Colon cancer is a condition that affects the last part of the digestive tract, known as the large intestine or colon. Like other cancers, colon cancer can cause significant illness or even death. Colon cancer is also common – doctors in the United States will diagnose 106,180 new cases of colon cancer in 2022, according to estimates by the American Cancer Society.
When discussing this type of cancer, doctors and medical researchers often group colon cancer and rectal cancer together under the umbrella term, colorectal cancer.
Approximately 1 in 23 men will receive a diagnosis of colorectal cancer at some time in their lives; about 1 in 25 women will develop the disease at some time throughout their lives. Colorectal cancer is the third leading cause of cancer-related deaths in women and men, and the number two leading cause of cancer-related deaths for men and women combined. Colon cancer will cause approximately 52,580 deaths in 2022.
The good news is that the number of men and women dying from colorectal cancer has been dropping for several decades. This decrease is due to a number of factors, such as better treatments for colorectal cancer. Early screening is the biggest factor in reducing deaths from colon cancer, though, as early screening leads to early treatment. As with most other types of cancer, colon cancer is most responsive to treatment in its earliest stages, before it has spread to other parts of the body beyond the large intestine.
Certain types of screening can also help reduce your risk of developing colon cancer later in life by removing polyps, which are clumps of cells that develop on the lining of the intestine. While most polyps are harmless, some may turn into cancer. Screening with colonoscopy gives doctors an opportunity to detect and remove suspicious polyps before the cells turn cancerous.
More good news – you can look for the early warning signs of colon cancer in the privacy of your own home. If you spot any of the warning signs, make an appointment with your gastroenterologist. Your digestive doctor can help assess your risk for colon cancer, and schedule screening tests like a colonoscopy.
What are the Early Signs of Colon Cancer?
Because early detection and treatment can significantly improve outcomes, it is important to know the early signs of colon cancer. Here are the six early warning signs of colon cancer our doctors want you to know:
Tumors have their own fragile network of blood vessels that bleed easily. Colon cancer tumors can leak blood into the digestive tract to cause bright red rectal bleeding or black tarry stools.
Blood carries iron and other nutrients that the rest of the body uses for energy. Over time, bleeding into the intestine can lower iron levels and potentially lead to iron-deficiency anemia, which causes fatigue and weakness.
3. Change in bowel habits
As colon cancer progresses and grows into deeper layers of intestinal tissue, it narrows the passageway through which stool leaves the body. This narrowing, along with other changes to the intestine, can cause constipation, diarrhea, a change in stool consistency, or narrowing of the stool.
4. Stomach pain
The changes in bowel habits can cause persistent abdominal pain, discomfort, or bloating.
5. Feeling like you still have to move your bowels, even though have already “gone”

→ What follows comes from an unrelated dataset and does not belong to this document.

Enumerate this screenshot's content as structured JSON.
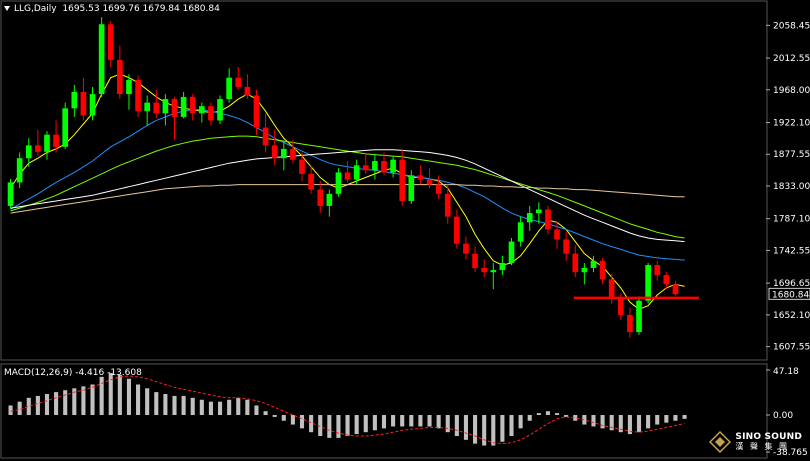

Colon cancer can cause a growth of polyps that press against the intestinal wall to make you feel like you need to pass stool, even after you have already moved your bowels. Doctors refer to this sensation as tenesmus.
6. Unexplained weight loss
Cancer cells can release substances that change the way your body converts food to energy, which can cause unintentional weight loss. A larger tumor can also block the colon, which can affect bowel patterns in ways to lead to weight loss.
Many people do not experience any symptoms while in the early stages of colon cancer, so it is extremely important to get screened after the age of 45 if you are at average risk or sooner if you have a family history of colon cancer. It is normal to experience occasional and temporary changes in bowel habits, abdominal discomfort, and other digestive symptoms, but if you experience persistent and long-lasting signs, it is time to make an appointment with a gastroenterologist.